    • Ranking World Class Systems (2) Overall Country Overall Score Inclusiveness – participation rates Rank 1 Australia 30.6 Access – Threshold of skill 2 UK 31.1 aptitude required for HE graduation. 3 Denmark 39.1 Effectiveness – Value of HE to 4 Finland 40.8 labour market as per wage premia. 5 USA 49.0 6 Sweden 49.2 Attractiveness – Ability to attract international students. 7 Ireland 49.2 8 Portugal 54.3 Age range – Lifelong learning 9 Italy 60.9 capacity as % 30-39 year olds 10 France 62.2 enrolled. 11 Poland 64.4 Responsiveness – ability of system 12 Hungary 64.5 to reform and change – measured 13 Netherlands 69.6 by speed/effectiveness Bologna 14 Switzerland 70.3 Declaration. 15 Germany 72.5 16 Austria 76.4 University Systems Ranking. Citizens and 17 Spain 79.4 Society in the Age of Knowledge.

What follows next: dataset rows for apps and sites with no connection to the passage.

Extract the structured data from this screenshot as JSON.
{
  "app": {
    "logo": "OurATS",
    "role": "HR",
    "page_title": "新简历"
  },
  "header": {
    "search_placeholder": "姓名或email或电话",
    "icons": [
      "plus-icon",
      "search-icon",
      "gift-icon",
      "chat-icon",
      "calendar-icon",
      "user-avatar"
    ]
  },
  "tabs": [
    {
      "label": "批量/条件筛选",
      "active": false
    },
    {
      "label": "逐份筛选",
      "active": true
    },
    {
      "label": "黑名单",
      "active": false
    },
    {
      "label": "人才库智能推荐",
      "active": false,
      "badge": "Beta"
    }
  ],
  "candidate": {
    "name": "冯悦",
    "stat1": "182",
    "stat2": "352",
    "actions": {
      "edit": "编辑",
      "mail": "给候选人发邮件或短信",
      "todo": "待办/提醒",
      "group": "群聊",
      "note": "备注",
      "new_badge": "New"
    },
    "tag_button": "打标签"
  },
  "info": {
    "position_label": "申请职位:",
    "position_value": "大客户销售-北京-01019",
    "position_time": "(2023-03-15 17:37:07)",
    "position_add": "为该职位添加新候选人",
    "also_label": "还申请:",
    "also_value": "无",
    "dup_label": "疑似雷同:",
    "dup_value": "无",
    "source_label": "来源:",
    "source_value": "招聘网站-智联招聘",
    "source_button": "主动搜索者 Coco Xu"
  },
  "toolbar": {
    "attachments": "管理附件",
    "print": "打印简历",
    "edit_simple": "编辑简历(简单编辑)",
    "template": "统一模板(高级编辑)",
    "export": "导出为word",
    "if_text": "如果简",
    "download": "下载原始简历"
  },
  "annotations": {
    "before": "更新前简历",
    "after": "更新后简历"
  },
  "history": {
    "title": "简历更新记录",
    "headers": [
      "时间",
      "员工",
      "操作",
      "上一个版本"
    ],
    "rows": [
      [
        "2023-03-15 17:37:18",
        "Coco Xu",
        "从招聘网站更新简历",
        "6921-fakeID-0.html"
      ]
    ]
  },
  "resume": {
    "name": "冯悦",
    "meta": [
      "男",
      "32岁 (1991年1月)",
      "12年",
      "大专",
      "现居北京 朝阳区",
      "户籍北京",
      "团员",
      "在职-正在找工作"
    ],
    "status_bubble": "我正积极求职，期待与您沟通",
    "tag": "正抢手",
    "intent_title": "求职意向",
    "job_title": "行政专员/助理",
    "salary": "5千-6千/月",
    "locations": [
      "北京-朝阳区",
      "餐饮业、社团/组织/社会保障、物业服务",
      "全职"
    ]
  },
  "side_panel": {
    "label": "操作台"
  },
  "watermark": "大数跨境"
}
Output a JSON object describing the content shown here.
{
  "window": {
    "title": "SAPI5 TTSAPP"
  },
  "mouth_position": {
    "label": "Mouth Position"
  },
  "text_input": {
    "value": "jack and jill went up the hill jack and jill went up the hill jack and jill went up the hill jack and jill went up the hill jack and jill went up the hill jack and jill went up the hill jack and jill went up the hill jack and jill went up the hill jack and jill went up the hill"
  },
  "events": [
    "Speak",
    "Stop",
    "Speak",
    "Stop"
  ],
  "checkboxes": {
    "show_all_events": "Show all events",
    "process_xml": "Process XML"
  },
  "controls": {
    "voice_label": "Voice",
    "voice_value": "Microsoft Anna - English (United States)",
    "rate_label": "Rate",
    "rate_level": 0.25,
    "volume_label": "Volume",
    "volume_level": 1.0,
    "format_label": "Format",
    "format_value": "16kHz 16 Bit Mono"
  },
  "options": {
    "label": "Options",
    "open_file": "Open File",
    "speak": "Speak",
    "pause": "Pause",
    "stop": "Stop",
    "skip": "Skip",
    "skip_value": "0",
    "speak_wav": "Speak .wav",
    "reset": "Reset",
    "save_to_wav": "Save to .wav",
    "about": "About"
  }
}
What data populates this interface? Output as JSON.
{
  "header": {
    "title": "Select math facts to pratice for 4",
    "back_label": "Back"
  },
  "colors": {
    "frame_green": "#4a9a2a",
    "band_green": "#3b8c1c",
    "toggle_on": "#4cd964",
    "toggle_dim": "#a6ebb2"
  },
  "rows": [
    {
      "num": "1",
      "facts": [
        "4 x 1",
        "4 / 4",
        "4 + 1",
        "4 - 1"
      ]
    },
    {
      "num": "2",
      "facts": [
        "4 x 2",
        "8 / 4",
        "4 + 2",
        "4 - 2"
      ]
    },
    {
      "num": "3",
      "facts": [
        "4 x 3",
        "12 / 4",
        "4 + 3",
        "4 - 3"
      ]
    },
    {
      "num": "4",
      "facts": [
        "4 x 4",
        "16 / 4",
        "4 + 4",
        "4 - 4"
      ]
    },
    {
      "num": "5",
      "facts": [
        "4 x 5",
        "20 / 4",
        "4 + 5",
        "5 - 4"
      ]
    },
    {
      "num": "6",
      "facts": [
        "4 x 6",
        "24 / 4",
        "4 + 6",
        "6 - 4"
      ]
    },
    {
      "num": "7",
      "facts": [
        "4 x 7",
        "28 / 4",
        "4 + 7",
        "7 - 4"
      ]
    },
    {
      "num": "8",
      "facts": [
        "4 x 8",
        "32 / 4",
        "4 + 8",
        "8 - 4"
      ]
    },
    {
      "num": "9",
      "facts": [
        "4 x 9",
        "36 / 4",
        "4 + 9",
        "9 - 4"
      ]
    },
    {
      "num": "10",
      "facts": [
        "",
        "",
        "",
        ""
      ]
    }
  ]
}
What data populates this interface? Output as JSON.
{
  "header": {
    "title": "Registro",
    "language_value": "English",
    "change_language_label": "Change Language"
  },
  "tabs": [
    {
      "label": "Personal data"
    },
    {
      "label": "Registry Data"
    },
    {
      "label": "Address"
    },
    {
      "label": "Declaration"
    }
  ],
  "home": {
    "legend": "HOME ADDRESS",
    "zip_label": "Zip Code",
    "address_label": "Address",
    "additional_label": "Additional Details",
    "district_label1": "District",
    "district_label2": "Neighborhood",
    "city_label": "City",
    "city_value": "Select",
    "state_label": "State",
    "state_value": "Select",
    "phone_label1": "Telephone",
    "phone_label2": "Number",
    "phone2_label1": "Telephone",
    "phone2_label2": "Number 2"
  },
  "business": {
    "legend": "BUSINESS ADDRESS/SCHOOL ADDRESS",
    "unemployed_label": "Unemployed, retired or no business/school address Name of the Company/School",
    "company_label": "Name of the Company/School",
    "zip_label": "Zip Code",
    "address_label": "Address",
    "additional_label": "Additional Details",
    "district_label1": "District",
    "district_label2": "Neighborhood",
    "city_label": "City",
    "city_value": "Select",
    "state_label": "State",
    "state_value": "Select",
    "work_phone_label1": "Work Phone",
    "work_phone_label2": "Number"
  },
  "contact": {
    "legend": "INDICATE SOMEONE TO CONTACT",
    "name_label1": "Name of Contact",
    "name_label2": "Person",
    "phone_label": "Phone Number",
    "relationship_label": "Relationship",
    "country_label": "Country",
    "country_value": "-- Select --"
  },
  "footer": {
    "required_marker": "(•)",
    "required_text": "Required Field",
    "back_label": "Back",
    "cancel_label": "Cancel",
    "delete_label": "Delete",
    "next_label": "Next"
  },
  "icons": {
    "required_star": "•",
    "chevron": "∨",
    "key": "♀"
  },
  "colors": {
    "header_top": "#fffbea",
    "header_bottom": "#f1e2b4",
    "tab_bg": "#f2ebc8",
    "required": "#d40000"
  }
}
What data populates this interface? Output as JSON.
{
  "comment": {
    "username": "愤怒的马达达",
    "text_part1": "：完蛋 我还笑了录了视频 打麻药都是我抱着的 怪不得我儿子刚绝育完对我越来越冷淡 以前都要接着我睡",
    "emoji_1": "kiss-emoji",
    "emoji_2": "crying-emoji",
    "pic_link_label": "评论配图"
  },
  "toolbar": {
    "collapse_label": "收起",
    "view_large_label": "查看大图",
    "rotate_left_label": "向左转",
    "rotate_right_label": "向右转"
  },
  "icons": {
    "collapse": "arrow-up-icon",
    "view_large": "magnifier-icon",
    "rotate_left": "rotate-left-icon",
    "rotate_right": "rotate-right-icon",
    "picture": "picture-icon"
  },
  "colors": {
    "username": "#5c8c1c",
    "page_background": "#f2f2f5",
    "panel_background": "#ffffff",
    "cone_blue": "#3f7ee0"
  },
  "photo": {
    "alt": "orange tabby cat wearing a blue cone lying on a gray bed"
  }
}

Lisbon Council, 2008.
    • Strategic Considerations for Small Nations Small nations face particular difficulties seeking to build world class universities without sacrificing other policy objectives – the gap is very wide; Performances of HE in small nations is uniformly strong throughout top 500 suggesting research investment evenly rewarded across the sector (Sheil, 2007); A World Class HE System can be developed adapting/learning from: Strategies of successful mega-regions (e.g. Florida, Sassen), Innovation clusters (e.g. Porter, Nelson, Lundvall, Etzkowitz and Leydesdorff), Mode 2 research networks (e.g. Gibbons, Nowotny et al), Biodiversity (e.g. Rosen, Wilson).
    • 4. Conclusion
    • Positive and Perverse Effects Creating sense of urgency and accelerating modernisation agenda; Driving up institutional performance and providing some public accountability and transparency; Distorting the focus of HE away from research-informed teaching towards research, in the narrowest sense; Reshaping HE by aligning national and institutional priorities – education and research – to indicators; Challenging government, HEIs and the public to (re)think HE, and how and what should be measured.
    • Urban Myths Rankings provide useful comparative information about the performance of different HEIs facilitating student choice and benchmarking; Indicators are ‘plausible’/meaningful measurements of research and knowledge creation; High ranked HEIs are better than lower ranked/not ranked institutions; Concentrating research in a few elite institutions or scientific disciplines will ‘lift all boats’.
    • Conclusion (1) Rankings have gained popularity because they (appear to) gauge world class status, provide accountability and measure national competitiveness; But even in relation to scientific research, rankings do great damage to the research enterprise - inducing HE and governments to adopt simplistic solutions and skew research agendas and policies to become what is measured.
    • Conclusion (2) Because cross-national comparisons are ‘here to stay’, the choice of metrics (and weightings) are critical. The challenge is to: 1. Ensure Ireland’s research landscape can participate appropriately across the spectrum of world science; 2. Develop depth and excellence wherever it occurs; 3. Mobilise and amplify the potential of the whole HE system and its benefits to society at large.
    • ellen.hazelkorn@dit.ie http://www.oecd.org/edu/imhe/rankings